Requirement. Find every line in the records below that holds the word "icon" and copy it.
START Data
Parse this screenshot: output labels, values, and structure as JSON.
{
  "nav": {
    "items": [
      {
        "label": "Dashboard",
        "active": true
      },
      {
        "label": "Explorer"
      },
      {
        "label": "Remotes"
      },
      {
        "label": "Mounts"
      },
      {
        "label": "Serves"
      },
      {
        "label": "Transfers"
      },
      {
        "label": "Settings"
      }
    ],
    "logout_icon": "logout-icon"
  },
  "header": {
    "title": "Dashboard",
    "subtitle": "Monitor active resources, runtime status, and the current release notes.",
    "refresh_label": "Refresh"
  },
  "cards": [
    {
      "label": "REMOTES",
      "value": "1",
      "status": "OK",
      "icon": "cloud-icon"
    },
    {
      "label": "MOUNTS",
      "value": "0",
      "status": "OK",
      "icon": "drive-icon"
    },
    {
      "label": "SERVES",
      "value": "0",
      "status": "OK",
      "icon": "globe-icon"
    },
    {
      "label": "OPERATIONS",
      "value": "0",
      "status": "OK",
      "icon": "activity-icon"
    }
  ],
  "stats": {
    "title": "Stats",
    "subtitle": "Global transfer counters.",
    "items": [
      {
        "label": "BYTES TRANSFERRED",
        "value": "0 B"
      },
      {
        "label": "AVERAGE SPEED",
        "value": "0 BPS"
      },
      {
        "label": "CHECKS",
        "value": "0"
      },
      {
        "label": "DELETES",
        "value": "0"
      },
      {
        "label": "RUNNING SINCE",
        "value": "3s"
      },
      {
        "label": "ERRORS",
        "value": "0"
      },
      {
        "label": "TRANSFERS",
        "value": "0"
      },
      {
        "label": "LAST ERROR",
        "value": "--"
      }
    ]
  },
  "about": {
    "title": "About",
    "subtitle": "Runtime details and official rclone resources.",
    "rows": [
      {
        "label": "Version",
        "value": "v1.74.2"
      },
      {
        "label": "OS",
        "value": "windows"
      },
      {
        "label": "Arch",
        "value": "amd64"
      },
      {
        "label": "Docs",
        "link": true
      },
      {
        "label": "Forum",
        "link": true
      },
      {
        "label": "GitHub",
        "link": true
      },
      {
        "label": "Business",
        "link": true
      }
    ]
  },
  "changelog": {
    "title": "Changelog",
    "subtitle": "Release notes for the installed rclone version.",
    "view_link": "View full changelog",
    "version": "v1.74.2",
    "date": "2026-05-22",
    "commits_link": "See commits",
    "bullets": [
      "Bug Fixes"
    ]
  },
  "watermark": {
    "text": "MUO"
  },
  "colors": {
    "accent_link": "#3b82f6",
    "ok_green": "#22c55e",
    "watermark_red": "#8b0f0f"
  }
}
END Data
Answer to this problem.
    "logout_icon": "logout-icon"
      "icon": "cloud-icon"
      "icon": "drive-icon"
      "icon": "globe-icon"
      "icon": "activity-icon"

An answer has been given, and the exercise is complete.